#### What you need to do
Copy each line of the entries that includes the word "username".

#### Records to process
◇ ◇ ◇ ◇ ◇

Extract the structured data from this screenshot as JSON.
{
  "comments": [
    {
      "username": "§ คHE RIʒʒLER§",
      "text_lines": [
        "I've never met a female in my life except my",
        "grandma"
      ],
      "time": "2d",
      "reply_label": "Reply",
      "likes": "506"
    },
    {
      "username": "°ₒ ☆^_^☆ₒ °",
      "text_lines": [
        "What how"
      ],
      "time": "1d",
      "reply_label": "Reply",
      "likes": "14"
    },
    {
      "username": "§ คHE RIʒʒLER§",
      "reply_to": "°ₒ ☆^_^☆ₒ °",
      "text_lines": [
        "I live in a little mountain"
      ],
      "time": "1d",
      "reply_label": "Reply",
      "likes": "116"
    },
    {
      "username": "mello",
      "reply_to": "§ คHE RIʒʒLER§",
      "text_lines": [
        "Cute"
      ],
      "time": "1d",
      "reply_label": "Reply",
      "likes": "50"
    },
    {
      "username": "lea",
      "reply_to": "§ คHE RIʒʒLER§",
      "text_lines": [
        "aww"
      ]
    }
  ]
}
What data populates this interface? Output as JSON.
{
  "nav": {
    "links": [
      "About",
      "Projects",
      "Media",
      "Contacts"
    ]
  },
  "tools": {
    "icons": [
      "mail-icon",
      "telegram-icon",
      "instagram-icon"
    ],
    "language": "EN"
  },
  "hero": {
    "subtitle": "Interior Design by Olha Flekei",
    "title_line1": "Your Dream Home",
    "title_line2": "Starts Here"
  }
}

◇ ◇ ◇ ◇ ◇

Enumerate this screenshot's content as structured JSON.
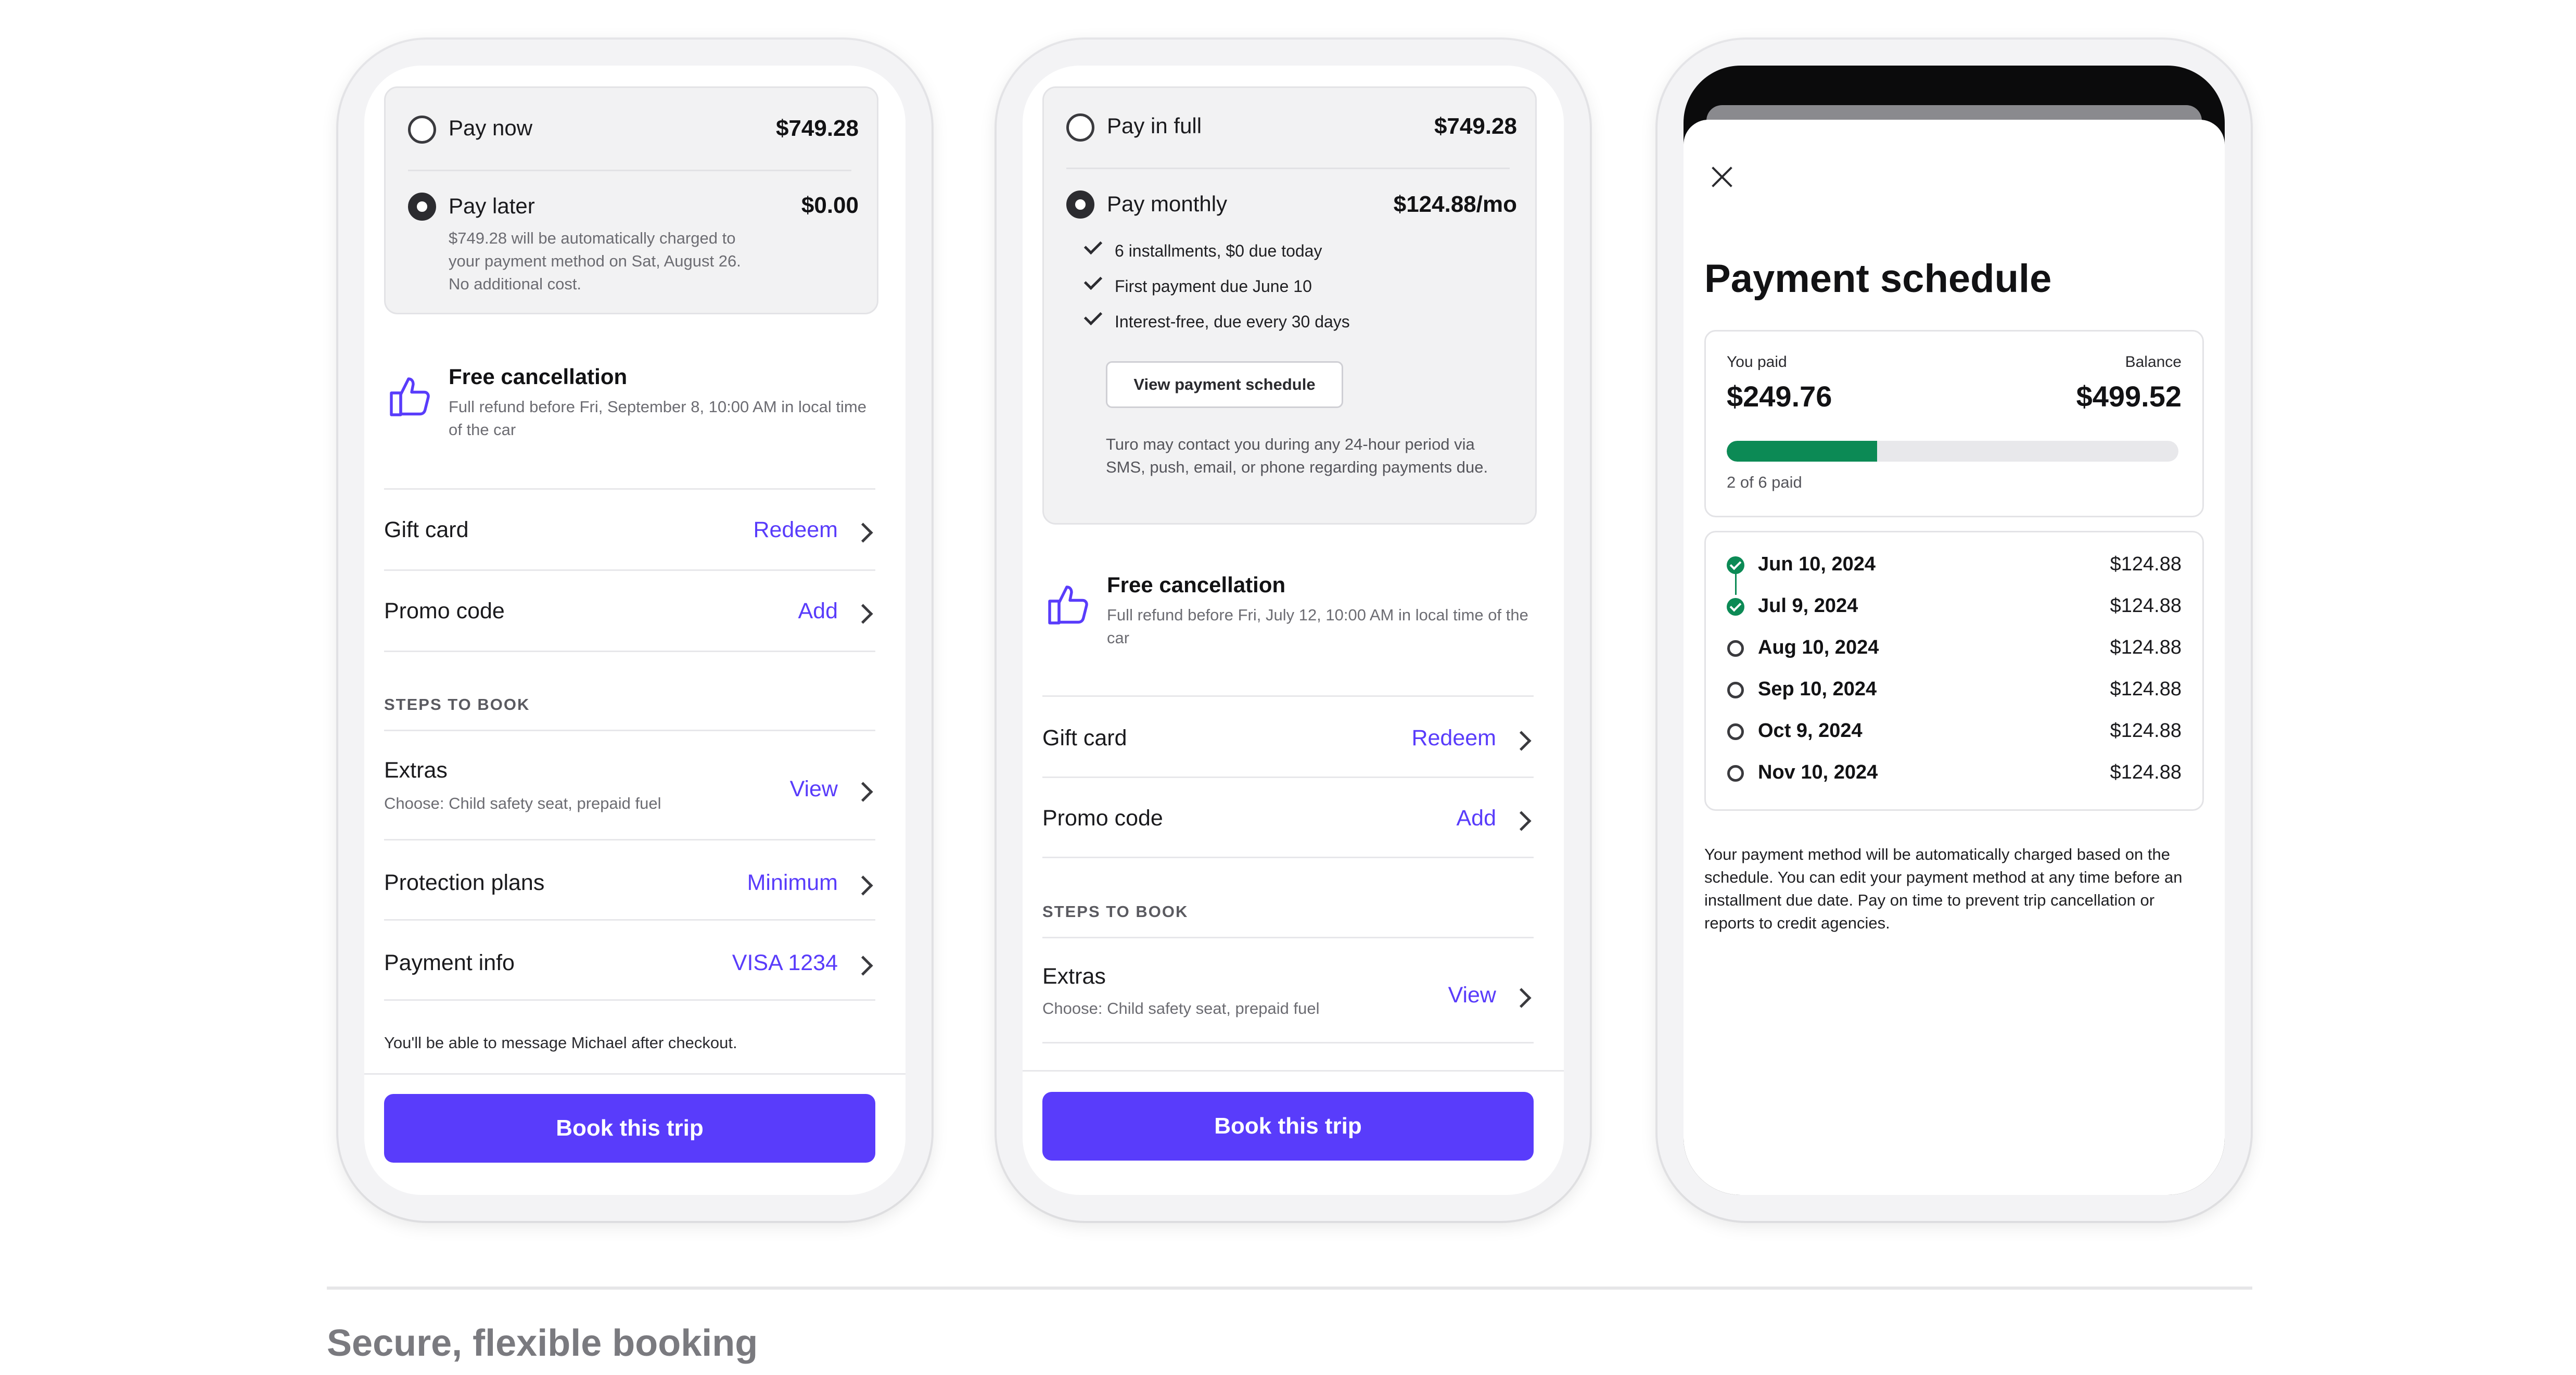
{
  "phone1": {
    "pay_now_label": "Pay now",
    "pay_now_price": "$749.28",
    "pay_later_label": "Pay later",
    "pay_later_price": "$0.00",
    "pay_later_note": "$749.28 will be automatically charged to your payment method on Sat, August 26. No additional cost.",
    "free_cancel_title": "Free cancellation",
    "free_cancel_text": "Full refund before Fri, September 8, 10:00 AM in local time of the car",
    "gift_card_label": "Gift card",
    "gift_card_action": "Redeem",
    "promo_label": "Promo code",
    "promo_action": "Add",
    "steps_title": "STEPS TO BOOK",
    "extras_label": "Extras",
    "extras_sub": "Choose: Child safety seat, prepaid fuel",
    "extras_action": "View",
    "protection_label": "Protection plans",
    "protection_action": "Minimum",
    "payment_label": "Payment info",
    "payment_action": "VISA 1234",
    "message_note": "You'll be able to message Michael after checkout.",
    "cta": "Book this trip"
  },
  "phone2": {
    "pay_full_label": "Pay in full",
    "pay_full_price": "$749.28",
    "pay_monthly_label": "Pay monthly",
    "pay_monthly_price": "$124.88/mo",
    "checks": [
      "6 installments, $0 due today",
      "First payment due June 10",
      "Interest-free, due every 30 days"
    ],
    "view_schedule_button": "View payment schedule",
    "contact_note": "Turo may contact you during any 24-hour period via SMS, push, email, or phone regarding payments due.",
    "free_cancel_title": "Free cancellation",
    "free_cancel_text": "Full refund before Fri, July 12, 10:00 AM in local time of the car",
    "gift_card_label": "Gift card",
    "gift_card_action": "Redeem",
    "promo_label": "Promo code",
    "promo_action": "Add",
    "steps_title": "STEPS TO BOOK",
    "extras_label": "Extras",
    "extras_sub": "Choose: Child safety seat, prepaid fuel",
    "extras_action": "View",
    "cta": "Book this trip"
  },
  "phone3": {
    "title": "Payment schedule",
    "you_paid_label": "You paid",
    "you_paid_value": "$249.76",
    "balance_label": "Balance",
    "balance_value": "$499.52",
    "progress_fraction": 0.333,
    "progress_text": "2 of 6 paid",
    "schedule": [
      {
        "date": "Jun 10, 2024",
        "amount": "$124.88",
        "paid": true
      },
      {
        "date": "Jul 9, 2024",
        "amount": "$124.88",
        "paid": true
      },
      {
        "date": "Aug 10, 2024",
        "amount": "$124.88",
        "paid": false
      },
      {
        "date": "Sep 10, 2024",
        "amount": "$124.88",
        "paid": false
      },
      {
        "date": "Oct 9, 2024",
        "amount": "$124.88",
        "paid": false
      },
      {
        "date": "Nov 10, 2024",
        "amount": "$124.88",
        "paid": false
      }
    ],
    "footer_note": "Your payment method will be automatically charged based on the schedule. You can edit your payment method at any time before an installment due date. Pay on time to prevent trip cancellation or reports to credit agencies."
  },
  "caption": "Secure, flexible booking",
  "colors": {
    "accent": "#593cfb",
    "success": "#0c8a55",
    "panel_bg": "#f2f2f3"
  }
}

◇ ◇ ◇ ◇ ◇

#### Reply
      "username": "§ คHE RIʒʒLER§",
      "username": "°ₒ ☆^_^☆ₒ °",
      "username": "§ คHE RIʒʒLER§",
      "username": "mello",
      "username": "lea",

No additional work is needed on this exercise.